Eric Blake, returning from a work trip to Ganymede, brings a minor Ganymedean deity back as a present for his wife Patricia. This ten-inch creature, when offered a bit of food, wakes up and explains he is actually from another dimension on the hunt for the evil Nar Dolk. Eric’s co-worker Matson from Terran Metals shows up at the house and offends the ornery god who then changes him into a toad. Patricia has a fit about that, and the god turns her to stone. 

Eric’s boss Bradshaw demands he come to work right away to report on his trip. Bradshaw isn’t happy that Eric let one of their best workers get turned into an amphibian, so he fires Eric but keeps the toad. Back at home, Eric, Patricia (benevolently no longer a statue) and the deity plot how to get Matson back when the police, along with Bradshaw, surround the house. Turns out it is illegal to transport non-Terran life to Earth. Eric makes a deal to change Matson back to a human if they call off the troops, which his boss accepts but then reneges on once the deity has converted Matson back. Just then the deity realizes (long after the reader) that Bradshaw is the evil Nar Dolk in disguise, and the two of them fight before disappearing to their own dimension. 

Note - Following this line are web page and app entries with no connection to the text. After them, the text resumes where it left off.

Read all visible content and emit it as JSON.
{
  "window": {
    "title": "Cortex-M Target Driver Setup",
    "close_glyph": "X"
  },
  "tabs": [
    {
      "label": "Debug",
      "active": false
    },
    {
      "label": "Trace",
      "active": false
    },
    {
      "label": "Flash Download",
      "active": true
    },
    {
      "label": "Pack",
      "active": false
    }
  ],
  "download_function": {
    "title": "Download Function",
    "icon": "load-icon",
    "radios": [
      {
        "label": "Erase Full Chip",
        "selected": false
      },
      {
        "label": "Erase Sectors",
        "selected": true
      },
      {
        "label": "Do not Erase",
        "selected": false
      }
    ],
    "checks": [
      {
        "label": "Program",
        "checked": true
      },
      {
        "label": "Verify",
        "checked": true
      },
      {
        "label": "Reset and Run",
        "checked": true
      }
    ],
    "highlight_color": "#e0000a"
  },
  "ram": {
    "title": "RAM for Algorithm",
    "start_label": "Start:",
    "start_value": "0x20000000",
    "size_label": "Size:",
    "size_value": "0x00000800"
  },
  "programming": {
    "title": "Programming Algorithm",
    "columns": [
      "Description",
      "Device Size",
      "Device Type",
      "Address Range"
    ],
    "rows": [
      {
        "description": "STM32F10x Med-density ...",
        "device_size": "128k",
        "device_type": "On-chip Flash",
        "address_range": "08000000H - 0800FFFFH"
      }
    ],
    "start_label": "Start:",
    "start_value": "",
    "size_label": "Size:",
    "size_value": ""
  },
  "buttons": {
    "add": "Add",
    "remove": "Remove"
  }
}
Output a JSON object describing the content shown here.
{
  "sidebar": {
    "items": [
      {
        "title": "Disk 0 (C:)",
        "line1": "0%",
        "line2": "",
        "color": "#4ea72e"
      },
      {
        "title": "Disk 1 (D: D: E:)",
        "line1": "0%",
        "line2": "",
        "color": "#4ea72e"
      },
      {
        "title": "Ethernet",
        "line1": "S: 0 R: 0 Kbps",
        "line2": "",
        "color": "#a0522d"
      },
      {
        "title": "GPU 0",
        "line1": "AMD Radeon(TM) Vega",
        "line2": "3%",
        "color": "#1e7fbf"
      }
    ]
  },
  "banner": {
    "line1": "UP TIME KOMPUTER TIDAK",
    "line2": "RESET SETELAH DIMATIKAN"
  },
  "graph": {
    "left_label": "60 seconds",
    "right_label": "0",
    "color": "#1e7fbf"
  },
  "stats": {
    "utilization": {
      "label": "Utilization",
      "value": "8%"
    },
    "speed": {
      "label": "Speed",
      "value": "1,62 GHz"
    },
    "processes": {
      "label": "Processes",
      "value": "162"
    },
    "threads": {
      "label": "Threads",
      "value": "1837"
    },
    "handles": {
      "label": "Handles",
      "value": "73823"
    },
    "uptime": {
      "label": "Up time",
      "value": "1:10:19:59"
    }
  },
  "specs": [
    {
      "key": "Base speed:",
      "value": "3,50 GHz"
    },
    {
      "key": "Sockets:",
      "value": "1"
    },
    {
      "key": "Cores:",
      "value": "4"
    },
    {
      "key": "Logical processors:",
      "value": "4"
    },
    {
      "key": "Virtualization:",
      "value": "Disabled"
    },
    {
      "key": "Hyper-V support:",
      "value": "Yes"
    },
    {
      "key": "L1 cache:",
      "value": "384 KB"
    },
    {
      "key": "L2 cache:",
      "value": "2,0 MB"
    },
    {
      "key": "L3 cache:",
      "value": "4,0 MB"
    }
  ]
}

Cast of characters

  • Eric Blake – brings Tinokuknoi Arevulopapo to Earth from Ganymede
  • Tinokuknoi Arevulopapo – a Ganymedean deity
  • Patricia Blake – Eric’s wife
  • Thomas Matson – Eric’s co-worker
  • Horace Bradshaw – Eric’s boss
  • Jennings – works in the biology lab at Terran Metals